* Exercise requirements
All lines of the records below that contain the word "meta" must be listed.

* Material for the task
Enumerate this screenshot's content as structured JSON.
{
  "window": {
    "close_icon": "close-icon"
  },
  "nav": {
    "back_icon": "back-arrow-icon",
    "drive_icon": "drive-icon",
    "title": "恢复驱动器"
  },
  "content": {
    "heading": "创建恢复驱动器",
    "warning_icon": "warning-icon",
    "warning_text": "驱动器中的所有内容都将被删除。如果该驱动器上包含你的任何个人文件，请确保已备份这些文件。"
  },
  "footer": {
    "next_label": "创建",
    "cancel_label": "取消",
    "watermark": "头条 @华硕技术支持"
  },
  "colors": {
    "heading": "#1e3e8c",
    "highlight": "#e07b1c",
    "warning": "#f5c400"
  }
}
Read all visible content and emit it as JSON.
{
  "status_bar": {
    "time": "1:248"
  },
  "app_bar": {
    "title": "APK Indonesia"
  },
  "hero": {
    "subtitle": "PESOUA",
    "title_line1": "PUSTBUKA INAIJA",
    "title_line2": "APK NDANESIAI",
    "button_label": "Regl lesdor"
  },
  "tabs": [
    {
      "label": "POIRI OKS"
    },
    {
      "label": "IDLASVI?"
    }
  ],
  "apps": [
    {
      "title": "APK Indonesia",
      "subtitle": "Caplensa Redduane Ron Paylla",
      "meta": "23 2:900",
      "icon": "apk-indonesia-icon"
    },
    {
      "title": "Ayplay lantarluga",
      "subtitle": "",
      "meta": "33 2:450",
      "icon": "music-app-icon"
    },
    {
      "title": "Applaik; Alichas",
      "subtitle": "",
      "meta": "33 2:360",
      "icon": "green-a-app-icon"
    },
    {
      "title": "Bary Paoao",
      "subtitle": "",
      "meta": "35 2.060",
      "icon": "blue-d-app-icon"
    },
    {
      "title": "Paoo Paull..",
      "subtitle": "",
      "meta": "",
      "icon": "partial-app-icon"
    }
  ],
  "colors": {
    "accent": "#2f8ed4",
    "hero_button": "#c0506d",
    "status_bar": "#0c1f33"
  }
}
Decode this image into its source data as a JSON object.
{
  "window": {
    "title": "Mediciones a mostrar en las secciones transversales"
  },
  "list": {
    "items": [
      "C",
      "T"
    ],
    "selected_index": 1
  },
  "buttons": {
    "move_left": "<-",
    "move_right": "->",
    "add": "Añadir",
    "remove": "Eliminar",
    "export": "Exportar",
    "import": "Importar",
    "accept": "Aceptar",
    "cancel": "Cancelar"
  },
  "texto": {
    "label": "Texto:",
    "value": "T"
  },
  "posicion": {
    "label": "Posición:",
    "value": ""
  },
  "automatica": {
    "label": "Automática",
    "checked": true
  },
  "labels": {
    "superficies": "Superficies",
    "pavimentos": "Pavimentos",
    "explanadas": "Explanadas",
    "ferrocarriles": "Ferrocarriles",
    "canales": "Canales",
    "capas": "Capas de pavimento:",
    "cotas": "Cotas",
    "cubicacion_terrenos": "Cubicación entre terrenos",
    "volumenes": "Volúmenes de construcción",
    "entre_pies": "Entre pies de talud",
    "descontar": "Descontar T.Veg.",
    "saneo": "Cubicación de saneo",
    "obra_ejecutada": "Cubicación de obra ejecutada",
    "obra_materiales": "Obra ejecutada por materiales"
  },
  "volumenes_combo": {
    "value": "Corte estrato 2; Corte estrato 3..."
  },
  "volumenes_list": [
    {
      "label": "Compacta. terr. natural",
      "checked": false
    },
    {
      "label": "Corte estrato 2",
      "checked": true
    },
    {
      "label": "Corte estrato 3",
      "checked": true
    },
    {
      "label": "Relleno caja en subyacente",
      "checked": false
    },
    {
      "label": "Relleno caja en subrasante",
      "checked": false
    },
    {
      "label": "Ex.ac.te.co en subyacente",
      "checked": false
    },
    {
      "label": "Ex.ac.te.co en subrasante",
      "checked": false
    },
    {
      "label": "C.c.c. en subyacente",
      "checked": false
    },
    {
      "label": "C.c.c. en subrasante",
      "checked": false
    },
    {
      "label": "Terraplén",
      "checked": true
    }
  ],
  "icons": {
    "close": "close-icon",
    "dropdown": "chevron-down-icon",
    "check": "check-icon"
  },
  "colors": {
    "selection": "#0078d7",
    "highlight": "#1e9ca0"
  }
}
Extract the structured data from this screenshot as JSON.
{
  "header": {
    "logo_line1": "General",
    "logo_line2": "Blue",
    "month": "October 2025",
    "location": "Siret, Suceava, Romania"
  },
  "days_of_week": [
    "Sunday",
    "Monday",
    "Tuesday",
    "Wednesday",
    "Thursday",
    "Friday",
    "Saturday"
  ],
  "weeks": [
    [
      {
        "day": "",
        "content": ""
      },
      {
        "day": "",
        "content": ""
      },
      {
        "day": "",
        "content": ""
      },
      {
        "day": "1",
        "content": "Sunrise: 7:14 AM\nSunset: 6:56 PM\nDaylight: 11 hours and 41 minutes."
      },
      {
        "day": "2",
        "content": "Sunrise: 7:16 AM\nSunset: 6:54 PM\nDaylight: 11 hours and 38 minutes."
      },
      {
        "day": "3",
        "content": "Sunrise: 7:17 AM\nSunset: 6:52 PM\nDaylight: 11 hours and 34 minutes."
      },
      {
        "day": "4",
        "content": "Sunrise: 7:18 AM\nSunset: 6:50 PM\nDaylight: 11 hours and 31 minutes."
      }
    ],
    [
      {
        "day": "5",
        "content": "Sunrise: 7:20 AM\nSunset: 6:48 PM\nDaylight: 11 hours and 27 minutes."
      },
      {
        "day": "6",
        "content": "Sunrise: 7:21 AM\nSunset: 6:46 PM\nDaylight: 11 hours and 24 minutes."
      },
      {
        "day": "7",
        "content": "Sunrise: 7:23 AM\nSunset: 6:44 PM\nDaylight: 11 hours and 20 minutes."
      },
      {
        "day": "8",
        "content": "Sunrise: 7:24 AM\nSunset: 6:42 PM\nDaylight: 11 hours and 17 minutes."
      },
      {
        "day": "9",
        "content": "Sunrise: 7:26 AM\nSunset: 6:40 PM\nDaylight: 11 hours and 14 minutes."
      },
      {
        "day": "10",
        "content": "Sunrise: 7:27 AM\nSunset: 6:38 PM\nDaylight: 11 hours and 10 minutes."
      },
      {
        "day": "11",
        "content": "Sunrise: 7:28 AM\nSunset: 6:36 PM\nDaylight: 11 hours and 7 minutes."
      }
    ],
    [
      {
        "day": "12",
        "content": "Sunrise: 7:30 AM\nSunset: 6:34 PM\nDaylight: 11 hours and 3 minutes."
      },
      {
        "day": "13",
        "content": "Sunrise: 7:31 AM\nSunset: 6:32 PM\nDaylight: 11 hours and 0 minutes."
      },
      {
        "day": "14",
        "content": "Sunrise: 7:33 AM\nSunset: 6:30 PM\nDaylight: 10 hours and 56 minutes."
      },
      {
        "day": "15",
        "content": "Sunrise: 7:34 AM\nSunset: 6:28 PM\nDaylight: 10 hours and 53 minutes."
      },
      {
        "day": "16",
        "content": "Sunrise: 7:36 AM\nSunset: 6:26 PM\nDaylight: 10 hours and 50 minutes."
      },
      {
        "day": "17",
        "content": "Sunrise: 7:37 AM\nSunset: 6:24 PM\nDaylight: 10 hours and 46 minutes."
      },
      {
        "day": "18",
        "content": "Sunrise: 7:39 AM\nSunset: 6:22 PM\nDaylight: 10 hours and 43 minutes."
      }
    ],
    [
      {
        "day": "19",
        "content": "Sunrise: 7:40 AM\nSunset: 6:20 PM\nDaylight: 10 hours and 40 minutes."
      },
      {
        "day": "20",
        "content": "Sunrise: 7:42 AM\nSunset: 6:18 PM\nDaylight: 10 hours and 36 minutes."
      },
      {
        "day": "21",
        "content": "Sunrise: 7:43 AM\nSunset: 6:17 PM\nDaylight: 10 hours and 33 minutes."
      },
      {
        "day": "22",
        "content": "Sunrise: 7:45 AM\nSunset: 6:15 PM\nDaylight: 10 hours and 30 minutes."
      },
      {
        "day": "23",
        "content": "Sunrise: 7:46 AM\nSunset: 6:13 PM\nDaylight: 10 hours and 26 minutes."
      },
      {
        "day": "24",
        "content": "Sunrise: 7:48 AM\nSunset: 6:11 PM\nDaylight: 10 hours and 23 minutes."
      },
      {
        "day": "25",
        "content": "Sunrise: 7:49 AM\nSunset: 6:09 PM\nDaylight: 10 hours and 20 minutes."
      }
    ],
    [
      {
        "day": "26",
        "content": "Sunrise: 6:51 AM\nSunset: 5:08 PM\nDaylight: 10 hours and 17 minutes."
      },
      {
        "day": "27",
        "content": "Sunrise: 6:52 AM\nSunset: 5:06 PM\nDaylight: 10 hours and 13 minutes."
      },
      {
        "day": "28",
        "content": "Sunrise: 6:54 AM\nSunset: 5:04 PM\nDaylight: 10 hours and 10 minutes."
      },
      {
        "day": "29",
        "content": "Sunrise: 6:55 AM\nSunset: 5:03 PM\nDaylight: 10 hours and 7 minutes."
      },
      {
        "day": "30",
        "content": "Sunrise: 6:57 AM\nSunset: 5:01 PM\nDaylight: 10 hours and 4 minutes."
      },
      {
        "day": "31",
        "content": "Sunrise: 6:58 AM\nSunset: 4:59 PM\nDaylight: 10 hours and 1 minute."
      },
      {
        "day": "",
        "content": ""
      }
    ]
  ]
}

* Solved exercise
      "meta": "23 2:900",
      "meta": "33 2:450",
      "meta": "33 2:360",
      "meta": "35 2.060",
      "meta": "",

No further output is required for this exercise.